In a move that would weaken a 2002 law that stemmed the dramatic increase in professional liability insurance premiums for Pennsylvania physicians and health care systems, the Pennsylvania Supreme Court recently struck down a bar on certain medical malpractice cases.
In a 4-3 decision, the court ruled Thursday that a “statute of repose” – which barred any medical malpractice claims arising more than seven years after the alleged incident – violated the Pennsylvania Constitution. The statute was included in the Medical Care Availability and Reduction of Error (MCARE) Act, a set of reforms to medical malpractice actions passed in 2002 that were designed to make the medical professional liability insurance market in Pennsylvania more stable and affordable for physicians.
In Thursday’s court ruling, the issue the justices dealt with was whether the statute violated rights guaranteed in the Pennsylvania Constitution, which provides, “[a]ll courts shall be open; and every man for an injury done him in his lands, goods, person or reputation shall have remedy by due course of law.”
Ultimately, a four-justice majority agreed it did, holding that the statute was not “substantially related” to the goals of controlling the rising costs of medical malpractice insurance premiums.
The three-justice dissent disagreed strongly with this conclusion, arguing that the majority was “flout[ing] the General Assembly’s policymaking authority” by striking down the law. After reviewing other instances in which the Pennsylvania General Assembly had modified legal rights via statute, the dissenting group of justices asserted that the statute of repose should be upheld given its rational and non-arbitrary connection to a clear economic need. This argument did not carry the day, however, and the statute is no longer good law.
The decision comes amidst other attacks on the protections for health care workers provided by the MCARE Act. In June, Barley Snyder partner Kathy Kravitz, the chair of the firm’s Health Law Industry Group, testified in front of the Pennsylvania Legislative Budget and Finance Committee as the group investigated a proposal from the Supreme Court’s Civil Rules Committee to repeal the special venue provisions applicable to medical malpractice actions. Passed in the wake of the 2002 law, the venue rules require medical malpractice cases be filed in the Pennsylvania county where the alleged negligence occurred. Kravitz strongly advocated against the repeal arguing that the conditions it guards against still exist. The Legislative Budget and Finance Committee has still not released its findings from those hearings and the Supreme Court has not taken action on the proposal.
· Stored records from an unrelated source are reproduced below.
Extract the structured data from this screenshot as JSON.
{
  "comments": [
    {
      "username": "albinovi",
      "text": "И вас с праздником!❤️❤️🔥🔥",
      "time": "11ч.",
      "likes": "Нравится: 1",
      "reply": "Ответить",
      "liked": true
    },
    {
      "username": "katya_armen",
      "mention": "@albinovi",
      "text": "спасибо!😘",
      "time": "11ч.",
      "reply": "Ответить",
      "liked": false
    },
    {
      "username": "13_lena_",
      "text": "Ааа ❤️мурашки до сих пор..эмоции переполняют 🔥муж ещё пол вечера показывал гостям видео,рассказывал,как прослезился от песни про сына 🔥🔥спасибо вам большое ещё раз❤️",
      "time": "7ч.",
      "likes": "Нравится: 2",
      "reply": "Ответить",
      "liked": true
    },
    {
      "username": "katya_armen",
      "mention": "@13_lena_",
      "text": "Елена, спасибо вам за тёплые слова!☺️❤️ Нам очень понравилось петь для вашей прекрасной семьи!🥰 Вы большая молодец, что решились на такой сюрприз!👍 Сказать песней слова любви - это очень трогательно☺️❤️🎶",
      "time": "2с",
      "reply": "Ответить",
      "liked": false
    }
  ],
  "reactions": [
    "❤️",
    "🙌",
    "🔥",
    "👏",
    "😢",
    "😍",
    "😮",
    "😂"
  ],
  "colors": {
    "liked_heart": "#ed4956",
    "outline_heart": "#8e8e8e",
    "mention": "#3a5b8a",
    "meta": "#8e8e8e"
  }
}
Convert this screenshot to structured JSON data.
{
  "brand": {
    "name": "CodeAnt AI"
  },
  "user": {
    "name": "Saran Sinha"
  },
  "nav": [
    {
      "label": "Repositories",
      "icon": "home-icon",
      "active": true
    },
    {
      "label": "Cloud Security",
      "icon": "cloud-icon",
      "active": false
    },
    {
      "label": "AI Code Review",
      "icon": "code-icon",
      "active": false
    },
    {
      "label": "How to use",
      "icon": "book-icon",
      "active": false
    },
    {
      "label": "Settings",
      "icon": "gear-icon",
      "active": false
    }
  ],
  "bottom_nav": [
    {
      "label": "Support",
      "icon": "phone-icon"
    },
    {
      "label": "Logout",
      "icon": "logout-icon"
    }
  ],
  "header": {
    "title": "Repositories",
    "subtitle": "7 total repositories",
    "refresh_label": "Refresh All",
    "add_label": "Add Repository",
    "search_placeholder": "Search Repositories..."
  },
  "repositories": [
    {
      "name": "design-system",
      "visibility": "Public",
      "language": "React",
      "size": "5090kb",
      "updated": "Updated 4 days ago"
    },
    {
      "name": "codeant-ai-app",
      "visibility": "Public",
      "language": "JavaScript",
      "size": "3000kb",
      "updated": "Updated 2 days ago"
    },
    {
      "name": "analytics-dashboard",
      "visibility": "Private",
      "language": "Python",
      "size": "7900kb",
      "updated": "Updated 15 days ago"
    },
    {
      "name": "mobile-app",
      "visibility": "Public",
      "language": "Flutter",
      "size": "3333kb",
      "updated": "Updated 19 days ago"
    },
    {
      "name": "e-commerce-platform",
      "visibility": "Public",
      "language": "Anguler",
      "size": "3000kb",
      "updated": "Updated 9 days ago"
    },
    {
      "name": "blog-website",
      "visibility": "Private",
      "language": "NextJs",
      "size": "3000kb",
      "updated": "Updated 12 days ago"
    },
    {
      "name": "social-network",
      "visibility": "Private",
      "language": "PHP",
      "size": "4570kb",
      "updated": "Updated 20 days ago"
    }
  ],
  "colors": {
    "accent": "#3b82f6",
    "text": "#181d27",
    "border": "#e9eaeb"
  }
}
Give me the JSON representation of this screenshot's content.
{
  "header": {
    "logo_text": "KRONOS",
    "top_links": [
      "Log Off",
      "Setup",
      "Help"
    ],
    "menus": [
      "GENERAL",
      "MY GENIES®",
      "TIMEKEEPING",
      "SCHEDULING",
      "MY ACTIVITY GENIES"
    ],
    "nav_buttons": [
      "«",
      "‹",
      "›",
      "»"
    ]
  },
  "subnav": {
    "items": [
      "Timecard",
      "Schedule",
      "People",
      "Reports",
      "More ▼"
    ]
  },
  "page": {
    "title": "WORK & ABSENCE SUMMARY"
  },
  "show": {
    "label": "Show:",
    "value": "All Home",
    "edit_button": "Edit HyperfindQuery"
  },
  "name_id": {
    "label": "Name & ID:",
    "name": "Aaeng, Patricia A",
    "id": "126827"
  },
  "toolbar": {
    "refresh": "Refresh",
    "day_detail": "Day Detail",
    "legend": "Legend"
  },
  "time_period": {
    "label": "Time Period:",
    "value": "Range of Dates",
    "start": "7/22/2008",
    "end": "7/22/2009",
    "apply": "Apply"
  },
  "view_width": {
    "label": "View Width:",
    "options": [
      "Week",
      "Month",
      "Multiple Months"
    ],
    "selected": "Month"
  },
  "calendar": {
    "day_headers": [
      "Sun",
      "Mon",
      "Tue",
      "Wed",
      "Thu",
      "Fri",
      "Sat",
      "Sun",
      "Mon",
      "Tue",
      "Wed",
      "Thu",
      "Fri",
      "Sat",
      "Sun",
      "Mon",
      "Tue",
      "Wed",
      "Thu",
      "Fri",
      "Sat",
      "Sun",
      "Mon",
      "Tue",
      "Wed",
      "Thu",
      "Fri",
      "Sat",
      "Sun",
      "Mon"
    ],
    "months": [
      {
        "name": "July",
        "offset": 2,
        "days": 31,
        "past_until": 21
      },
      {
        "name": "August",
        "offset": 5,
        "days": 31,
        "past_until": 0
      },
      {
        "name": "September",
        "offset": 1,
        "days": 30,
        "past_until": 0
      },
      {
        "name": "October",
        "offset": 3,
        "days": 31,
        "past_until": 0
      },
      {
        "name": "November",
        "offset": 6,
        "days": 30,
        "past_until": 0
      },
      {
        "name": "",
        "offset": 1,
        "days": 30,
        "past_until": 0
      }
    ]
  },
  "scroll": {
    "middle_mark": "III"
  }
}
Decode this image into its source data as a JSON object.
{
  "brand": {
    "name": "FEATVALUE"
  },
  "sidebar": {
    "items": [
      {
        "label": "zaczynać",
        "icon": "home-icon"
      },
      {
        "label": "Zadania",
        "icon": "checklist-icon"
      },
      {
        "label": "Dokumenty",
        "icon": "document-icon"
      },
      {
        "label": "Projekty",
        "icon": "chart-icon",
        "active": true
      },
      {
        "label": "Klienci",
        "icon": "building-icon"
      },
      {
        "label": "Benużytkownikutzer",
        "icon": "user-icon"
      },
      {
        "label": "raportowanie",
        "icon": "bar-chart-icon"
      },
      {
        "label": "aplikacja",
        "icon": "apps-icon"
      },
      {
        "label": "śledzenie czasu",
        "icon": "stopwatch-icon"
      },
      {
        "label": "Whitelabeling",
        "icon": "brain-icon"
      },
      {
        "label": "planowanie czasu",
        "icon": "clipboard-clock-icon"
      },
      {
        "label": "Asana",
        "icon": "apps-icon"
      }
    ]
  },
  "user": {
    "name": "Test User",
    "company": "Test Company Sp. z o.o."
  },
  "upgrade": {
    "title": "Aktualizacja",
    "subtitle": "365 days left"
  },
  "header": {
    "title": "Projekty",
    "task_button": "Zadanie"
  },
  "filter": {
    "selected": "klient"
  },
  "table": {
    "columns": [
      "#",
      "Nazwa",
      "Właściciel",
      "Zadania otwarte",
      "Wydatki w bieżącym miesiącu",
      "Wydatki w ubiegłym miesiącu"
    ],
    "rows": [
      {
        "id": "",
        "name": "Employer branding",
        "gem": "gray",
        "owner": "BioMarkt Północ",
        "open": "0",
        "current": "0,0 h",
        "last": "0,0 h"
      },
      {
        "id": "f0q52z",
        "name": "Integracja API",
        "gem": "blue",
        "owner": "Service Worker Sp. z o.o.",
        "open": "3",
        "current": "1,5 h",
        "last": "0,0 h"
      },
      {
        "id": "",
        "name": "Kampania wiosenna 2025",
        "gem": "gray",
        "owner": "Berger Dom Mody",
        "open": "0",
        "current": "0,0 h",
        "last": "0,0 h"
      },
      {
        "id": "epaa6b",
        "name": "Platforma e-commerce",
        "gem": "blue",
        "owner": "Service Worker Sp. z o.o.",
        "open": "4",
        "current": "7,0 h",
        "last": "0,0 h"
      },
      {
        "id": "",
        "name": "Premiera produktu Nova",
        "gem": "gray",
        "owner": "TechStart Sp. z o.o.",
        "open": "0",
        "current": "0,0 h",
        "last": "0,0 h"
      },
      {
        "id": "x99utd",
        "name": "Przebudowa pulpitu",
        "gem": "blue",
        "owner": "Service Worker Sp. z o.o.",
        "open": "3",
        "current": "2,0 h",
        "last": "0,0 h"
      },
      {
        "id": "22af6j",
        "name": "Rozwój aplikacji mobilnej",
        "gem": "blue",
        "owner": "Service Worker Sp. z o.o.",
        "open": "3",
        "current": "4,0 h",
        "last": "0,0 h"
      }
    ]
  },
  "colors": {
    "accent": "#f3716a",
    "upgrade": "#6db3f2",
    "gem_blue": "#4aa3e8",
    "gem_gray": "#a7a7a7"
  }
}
While the statute of repose has not been an oft-cited component of the MCARE Act since its passage, it still could affect how physicians and health systems should monitor potential claims. If you have any questions about this court decision, please contact me or any member of the Barley Snyder Health Law Industry Group.